In basic outline, the conflict first appeared to be a turf war, with the existing Muslim community hostilely defending itself against the encroachments of various foreign influences. But why did the protesters surge toward the airport or initiate the showdown with the gendarmes? Clearly there was some copycat behavior, as the recent rock-throwing battle outside the National Assembly had been shown constantly on TV over the past few days. Meanwhile, for the past few months, the Arab Spring had also been playing in many nearby theaters.

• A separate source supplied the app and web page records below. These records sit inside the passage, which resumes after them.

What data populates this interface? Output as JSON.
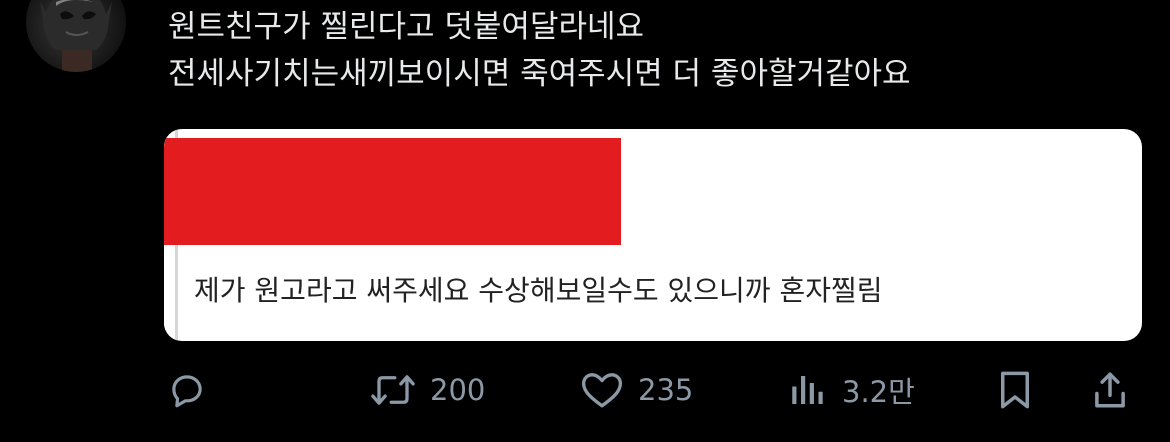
{
  "tweet": {
    "text_line1": "원트친구가 찔린다고 덧붙여달라네요",
    "text_line2": "전세사기치는새끼보이시면 죽여주시면 더 좋아할거같아요"
  },
  "quote": {
    "text": "제가 원고라고 써주세요 수상해보일수도 있으니까 혼자찔림",
    "redaction_color": "#e31c1f"
  },
  "actions": {
    "reply": {
      "icon": "reply-icon"
    },
    "retweet": {
      "icon": "retweet-icon",
      "count": "200"
    },
    "like": {
      "icon": "heart-icon",
      "count": "235"
    },
    "views": {
      "icon": "views-icon",
      "count": "3.2만"
    },
    "bookmark": {
      "icon": "bookmark-icon"
    },
    "share": {
      "icon": "share-icon"
    }
  },
  "colors": {
    "background": "#000000",
    "text": "#e7e9ea",
    "muted": "#8b98a5",
    "card": "#ffffff"
  }
}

But in a place with no recent history of political violence like Dakar, there needs to be a few more sparks than just angry young men amped up to fight.
Over the next 24 hours, the rage that had been simmering boiled over again. This time the catalyst had no connection to Nigerians, Jehovah’s Witnesses, booze, or prostitution. For the better part of Sunday through Monday, the power was out in Yoff (and many other places). A very common occurrence throughout the city and rest of the country, such outages are certainly an annoyance, especially on a hot, windless night when one is worried about mosquitoes and wants a fan to blow them away from the netting around the bed. And that’s just a tourist’s perspective—one can only imagine the multiple nuisances for locals who can’t afford generators (or don’t want to run them all the time).
That so much anger would be directed at the Wade regime seems perfectly understandable. The cost of living is high, but the government ministers are living well. The power keeps going out, and the minister in charge—Karim Wade—has not fixed an antiquated system based on diesel generators (and the fuel supply is reportedly low). The most dramatic statement of the Wade administration’s confused priorities is the $28 million Monument of the African Renaissance. Because it depicts people, many in the overwhelmingly Muslim nation view it as idolatrous; rumors of various sacrificial rituals, as well as Freemason influence, frequently surface in discussions of the monument’s origins. On top of the cultural and political insults, there is an aesthetic one—it’s an eyesore.
Things began to get real hot by early Monday evening. On her way home from the university, Toni got stuck in a taxi on the main highway, which was blockaded by anti-Wade protesters. Another smoke-filled fight ensued. Back at our place in Yoff with Ellis, I began to get frantic text messages from Toni, such as “Tear gas everywhere! We just locked ourselves in cab. Still stuck in traffic. The gas is bad!” No parenting manual I know of addresses such a situation. And the fact that I don’t speak Wolof or French made me triply terrified. Our pal Ndiaga took off on his scooter to see if he could extract Toni from the mayhem.
Toni’s taxi was eventually able to move through the blockade and make it home. But a few hours later, the Route de Aeroport would be barricaded again. Although the local leaders had this time discouraged them from doing so, the young men came out in full force again, illustrating the depth of their anti-Wade rage. There were reports that the mayor of Yoff, a Wade ally, had her home set ablaze. With summer just heating up, and the Wades defiantly clinging to power, every ride home in Dakar could be an adventure for the next several months.
That Monday night the burning tires were about 100 yards away from us, and presumably filled with some other baby’s diapers. The tear gas that fell on our terrace was more of a mist than a heavy shower. Ndiaga said that when he heard people on the street claim they were ready to burn down the airport runway, he talked them out of it, because we were leaving a few days later. Whether he had that much influence, I can’t say. But I do know that the three of us were very glad that the runway was still intact when we flew back at the end of the week.